But Travis Kalanick is part of a broken system that Super Pumped doesn't explore much. The show's moral center is Bill Gurley, a venture capitalist played by Kyle Chandler, who previously played the only honest person in The Wolf of Wall Street. Chandler's persona is always one of decency, and even though Gurley is the one who's uncomfortable with Kalanick's ethical lapses and poor judgment, he still invested in him in the first place. In the moment the show gets closest to indicting Gurley, the supposed grown-up in the room, for his role in creating the Uber monster, the investor compares tech founders like Kalanick to cult leader David Koresh, who led his followers to their deaths. "The trick is to flee the cult and get out of the compound the second before they burn it to the ground," he says.

Super Pumped is imperfect, but it's mostly successful. It's a fast-paced and entertaining story of an Icarus you can't wait to see fall. It's like a Silicon Valley version of The Wolf of Wall Street that keeps its subject at a distance so you never start to sympathize with him. The series keeps you from understanding Kalanick as a person, but you fully understand him as a symbol of greed and an industry run amok. And that's a more important thing to understand anyway. 

*Super Pumped has already been renewed for a second season, to be based on Mike Isaac's forthcoming book about Facebook.
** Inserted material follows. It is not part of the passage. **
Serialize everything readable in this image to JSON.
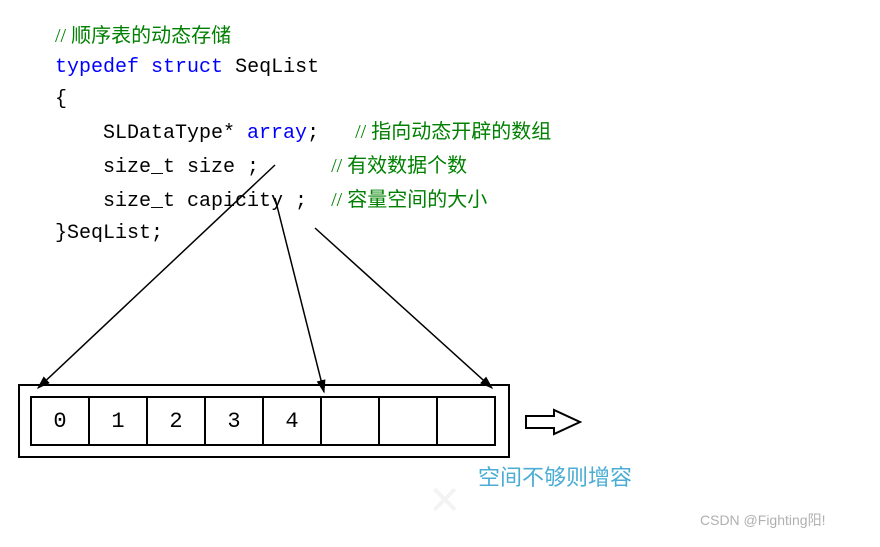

Mark Zuckerberg will be getting the full asshole treatment. 

Premieres: Sunday, Feb. 27 at 10/9c on Showtime 
Who's in it: Joseph Gordon-Levitt, Kyle Chandler, Elisabeth Shue, Kerry Bishé, Uma Thurman
Who's behind it: Brian Koppelman and David Levien, creators of
For fans of: Billions, The Wolf of Wall Street, hating tech bros
How many episodes we watched: 5 (out of 8 total in Season 1)